■ Problem to solve
Among the records that follow, find each line holding the word "camera" and copy it.

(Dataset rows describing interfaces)
== Segment start ==

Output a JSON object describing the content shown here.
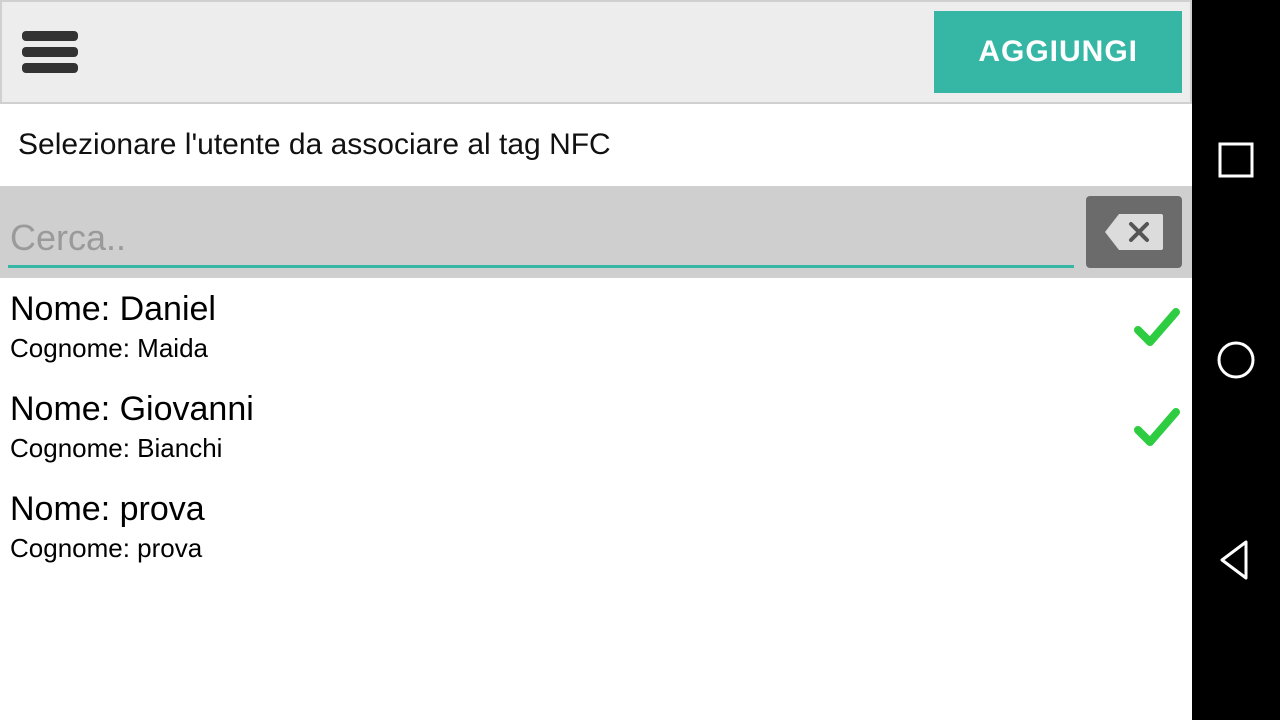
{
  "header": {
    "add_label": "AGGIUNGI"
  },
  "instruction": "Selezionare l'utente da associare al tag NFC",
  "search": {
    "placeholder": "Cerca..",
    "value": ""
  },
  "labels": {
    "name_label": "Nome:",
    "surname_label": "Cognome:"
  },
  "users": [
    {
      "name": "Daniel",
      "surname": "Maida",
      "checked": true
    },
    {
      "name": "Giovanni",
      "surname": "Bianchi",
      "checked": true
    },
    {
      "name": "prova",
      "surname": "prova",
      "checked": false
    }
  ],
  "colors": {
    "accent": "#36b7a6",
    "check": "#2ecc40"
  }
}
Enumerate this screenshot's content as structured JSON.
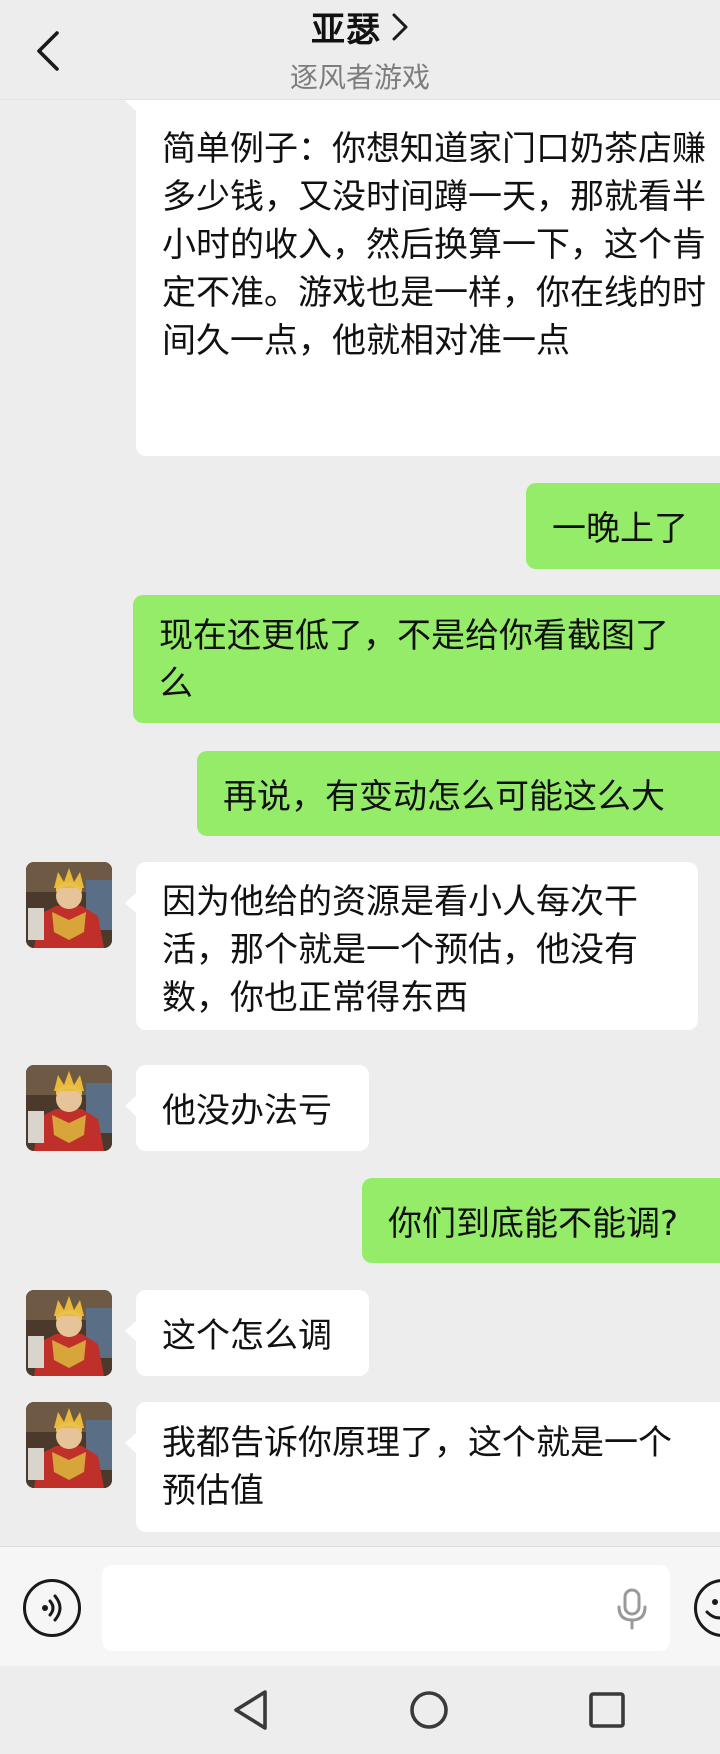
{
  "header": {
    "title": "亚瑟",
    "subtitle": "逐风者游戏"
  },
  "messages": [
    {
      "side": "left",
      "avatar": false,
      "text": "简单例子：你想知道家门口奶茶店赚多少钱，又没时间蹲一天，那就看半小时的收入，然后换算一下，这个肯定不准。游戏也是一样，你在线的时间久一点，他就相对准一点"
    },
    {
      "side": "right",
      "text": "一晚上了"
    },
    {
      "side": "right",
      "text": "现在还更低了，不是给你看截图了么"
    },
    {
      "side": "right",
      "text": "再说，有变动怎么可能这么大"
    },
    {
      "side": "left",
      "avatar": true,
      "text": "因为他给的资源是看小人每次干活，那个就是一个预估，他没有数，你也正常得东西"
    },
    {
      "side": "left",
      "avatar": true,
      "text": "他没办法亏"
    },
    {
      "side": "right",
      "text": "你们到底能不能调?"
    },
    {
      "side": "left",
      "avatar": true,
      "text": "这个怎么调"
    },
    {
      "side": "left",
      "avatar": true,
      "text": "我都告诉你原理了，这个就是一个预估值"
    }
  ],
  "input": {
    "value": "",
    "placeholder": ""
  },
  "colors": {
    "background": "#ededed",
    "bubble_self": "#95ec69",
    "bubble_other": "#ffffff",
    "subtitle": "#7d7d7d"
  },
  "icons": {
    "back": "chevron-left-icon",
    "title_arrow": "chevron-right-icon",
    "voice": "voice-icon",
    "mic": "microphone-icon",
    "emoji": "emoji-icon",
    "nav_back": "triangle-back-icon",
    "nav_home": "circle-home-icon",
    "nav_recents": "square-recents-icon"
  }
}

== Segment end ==
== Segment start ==

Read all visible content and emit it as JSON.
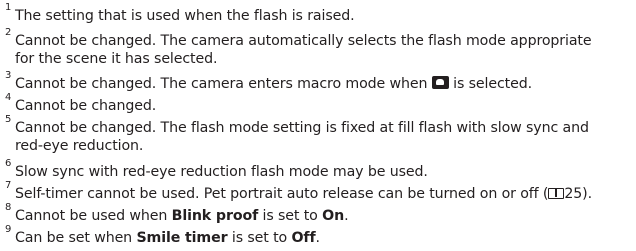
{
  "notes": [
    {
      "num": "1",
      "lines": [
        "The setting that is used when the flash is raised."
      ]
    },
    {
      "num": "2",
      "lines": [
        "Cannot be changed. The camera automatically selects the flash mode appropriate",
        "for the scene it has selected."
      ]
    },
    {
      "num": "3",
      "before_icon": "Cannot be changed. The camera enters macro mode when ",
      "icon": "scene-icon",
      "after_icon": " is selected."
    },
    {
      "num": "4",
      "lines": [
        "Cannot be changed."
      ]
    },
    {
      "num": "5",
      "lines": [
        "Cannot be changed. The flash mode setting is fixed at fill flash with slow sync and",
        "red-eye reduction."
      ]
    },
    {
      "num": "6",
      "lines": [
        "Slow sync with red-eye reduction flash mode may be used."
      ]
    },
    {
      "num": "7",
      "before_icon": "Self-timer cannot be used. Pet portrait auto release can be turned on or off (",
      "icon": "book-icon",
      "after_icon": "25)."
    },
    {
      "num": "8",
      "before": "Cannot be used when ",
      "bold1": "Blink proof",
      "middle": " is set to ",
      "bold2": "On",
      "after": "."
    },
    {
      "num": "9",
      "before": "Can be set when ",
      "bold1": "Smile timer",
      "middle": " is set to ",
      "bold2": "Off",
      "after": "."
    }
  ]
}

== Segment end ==

■ Output of the task
        "Cannot be changed. The camera automatically selects the flash mode appropriate",
      "before_icon": "Cannot be changed. The camera enters macro mode when ",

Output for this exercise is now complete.